Along with pasta, olive oil, and wine, I think you could also add "breakfast pastries" to the list of "Things Italy Has Down Pat." The typical Italian breakfast does after all consist of a coffee and something sweet, and Italy has thus risen to the occasion, boasting a wide selection of morning treats, including, but not limited to: the buttery, chocolate-studded saccottino, the sugar-dusted bombolone, the cream-filled maritozzo, the jammy crostata, and, most popular of them all, the cornetto, aka the sweeter cousin of the French croissant.
A good cornetto is a beautiful thing, possessing a flaky, slightly buttery exterior -- so flaky in fact that a flurry of crumbs are bound to shower whatever surface you're eating over -- that contrasts with its cloud-like interior, which is sometimes filled with a dollop of Nutella or jam. Lucky for me, the cafe in my workplace is right down the hall from my office, and the cornetti happen to be top-knotch (my usual choice is the integrale or whole-grain cornetto, which means, or so I tell myself, that it's actually lighter than the average cornetto, prominent butter flavor be damned). It's a yummy breakfast-on-the-go for the days where you hit the snooze button one time too many, portable and easily eaten at your desk, if need be (just be sure to sweep away the aforementioned inevitable crumbs).
But this is the thing, you guys: as much as I love cornetti, I'd be lying if I said our relationship was perfect. They're not among the most nutritious breakfast items in the world, all superficial buttery deliciousness without much substance or depth, and I don't think I'm alone in saying that they leave you hungry an hour or two after consuming one.
A homemade granola bar, on the other hand -- though a lot less glamorous than an Italian cornetto -- could just very well be the answer to your breakfast-on-the-go prayers, a healthy yet quick option for the "I should have left for work 10 minutes ago" crowd or those who simply have resolved to eat a little better this year. While they might not have the decadence factor of a breakfast pastry, they're yummy and delicious in their own virtuous way, packed with sweet dates and oats and almonds that keep you full, tinged with salty peanut butter and honey, soft and chewy save the pleasant crunchiness from the almonds. They take only a few minutes to make, and unlike store-bought bars, are free of corn syrup and added sugar, made with only five (yes five!) ingredients. And if you've got the healthy breakfast thing down, but struggle after lunch -- no worries, these make a good 3pm snack too (I speak from experience).
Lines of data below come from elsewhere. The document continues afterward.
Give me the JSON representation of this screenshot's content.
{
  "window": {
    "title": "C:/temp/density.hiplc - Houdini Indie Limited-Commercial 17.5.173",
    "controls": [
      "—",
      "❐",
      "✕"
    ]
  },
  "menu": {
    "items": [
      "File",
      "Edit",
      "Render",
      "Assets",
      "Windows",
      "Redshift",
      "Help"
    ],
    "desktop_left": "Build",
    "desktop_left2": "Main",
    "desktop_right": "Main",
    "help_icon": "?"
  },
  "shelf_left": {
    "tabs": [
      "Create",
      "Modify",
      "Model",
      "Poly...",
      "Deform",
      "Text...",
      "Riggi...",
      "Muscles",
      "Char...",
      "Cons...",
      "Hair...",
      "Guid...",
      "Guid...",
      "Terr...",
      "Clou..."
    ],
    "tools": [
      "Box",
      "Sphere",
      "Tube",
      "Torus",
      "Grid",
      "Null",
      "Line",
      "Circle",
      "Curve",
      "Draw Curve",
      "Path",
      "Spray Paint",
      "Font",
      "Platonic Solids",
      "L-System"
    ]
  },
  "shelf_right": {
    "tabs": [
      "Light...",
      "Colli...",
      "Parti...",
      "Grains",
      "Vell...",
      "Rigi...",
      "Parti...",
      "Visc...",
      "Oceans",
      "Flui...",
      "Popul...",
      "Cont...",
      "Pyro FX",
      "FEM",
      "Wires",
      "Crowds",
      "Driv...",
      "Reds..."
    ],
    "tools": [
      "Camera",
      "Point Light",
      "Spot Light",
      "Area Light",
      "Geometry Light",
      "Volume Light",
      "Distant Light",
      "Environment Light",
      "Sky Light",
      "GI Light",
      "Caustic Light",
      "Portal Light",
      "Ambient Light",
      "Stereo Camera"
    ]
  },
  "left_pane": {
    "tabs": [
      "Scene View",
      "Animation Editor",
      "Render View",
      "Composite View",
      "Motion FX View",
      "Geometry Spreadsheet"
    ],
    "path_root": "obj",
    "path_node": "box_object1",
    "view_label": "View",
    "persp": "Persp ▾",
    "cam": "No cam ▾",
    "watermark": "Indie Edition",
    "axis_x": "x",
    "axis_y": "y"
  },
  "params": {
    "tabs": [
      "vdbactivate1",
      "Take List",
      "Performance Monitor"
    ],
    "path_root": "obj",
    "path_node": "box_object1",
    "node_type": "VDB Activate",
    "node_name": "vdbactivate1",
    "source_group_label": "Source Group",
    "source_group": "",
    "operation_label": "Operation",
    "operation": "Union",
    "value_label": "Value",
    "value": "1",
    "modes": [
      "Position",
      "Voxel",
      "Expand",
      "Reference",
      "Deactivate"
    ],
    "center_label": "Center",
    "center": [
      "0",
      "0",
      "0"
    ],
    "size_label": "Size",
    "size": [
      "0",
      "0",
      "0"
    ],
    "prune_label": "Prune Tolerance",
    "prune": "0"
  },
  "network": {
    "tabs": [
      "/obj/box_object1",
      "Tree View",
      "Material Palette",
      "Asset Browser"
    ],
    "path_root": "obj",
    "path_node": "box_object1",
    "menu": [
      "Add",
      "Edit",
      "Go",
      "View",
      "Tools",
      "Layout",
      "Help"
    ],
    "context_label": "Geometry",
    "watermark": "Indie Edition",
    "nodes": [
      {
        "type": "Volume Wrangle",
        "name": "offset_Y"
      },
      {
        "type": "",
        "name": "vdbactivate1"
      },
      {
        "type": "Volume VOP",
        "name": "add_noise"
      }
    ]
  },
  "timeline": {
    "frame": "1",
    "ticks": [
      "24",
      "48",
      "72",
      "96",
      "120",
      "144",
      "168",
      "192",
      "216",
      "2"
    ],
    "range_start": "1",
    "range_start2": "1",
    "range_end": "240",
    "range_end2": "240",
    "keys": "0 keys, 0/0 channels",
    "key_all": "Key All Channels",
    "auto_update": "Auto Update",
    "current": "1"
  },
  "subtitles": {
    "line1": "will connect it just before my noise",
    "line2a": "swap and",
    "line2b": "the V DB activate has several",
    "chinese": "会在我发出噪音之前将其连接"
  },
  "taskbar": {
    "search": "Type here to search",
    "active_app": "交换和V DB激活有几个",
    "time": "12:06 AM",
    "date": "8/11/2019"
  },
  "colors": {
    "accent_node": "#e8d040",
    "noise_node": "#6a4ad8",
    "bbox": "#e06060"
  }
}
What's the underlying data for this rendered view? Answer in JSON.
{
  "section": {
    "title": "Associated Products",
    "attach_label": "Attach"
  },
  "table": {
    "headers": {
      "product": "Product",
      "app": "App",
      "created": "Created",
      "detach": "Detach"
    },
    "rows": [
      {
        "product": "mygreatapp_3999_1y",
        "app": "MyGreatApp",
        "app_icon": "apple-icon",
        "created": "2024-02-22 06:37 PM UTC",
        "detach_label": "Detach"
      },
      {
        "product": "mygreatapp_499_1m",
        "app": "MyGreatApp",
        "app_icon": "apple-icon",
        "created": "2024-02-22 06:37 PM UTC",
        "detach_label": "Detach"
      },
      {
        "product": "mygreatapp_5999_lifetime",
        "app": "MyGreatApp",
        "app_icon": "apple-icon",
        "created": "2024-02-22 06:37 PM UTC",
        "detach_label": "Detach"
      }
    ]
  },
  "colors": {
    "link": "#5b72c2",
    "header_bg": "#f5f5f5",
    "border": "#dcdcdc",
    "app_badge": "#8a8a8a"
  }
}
A couple of notes: If you want to make things really healthy, feel free to use all-natural peanut butter or even almond butter (I used crunch Skippy peanut butter with good results). You can use maple syrup or agave nectar in place of the honey, if you'd like. Use the stickiest freshest dates you can find -- if you use really dry ones, the bars won't hold together as well. Finally, you can store these in an airtight container for up to a few days, or keep them in the freezer with good results. Sorry for the lack of step-by-step photos, but I made these on a Tuesday night and photographed them the following morning before work!
5-INGREDIENT GRANOLA BARS
1 heaping cup packed (220 g) dates, pitted
1/4 cup (84 g) honey
1/4 cup (64 g) peanut butter, smooth or crunchy
1 cup (112 g) unsalted almonds, chopped
1 1/2 cups (135 g) rolled oats
Toast your oats and almonds on a baking sheet in a 350 degree oven for 10-15 minutes, or until slightly golden brown. Place in a bowl and set aside. Note that this step is optional, I happen to like the toasted flavor of the almonds and oatmeal but feel free to skip if you want!
Process the dates in a food processor for about 1 minutes, or until it forms a "dough" like consistency and rolls in to a ball. Add this to the same bowl as the oats and almonds.
Next, stir together the honey and peanut butter in a small saucepan over low heat until melted and well combined. Pour the peanut butter and honey mixture over the oat, almond, and date mixture and stir well, using the spoon to break up and spread the dates around.
Once everything is well mixed, transfer your granola bar "dough" to an 8x8-inch baking dish lined with plastic wrap or parchment paper (I used aluminum foil with no problems). Using a drinking glass, press the mixture down until it is flattened and compact -- make sure you really pack the bars together so they stay intact when you cut them. Cover the granola bars with parchment or plastic wrap, and let firm up in fridge or freezer for 15-20 minutes. Remove the square of granola from the pan (just lift out the aluminum foil/parchment paper/plastic wrap) and transfer it to a cutting board. Cut in to 10 bars and serve.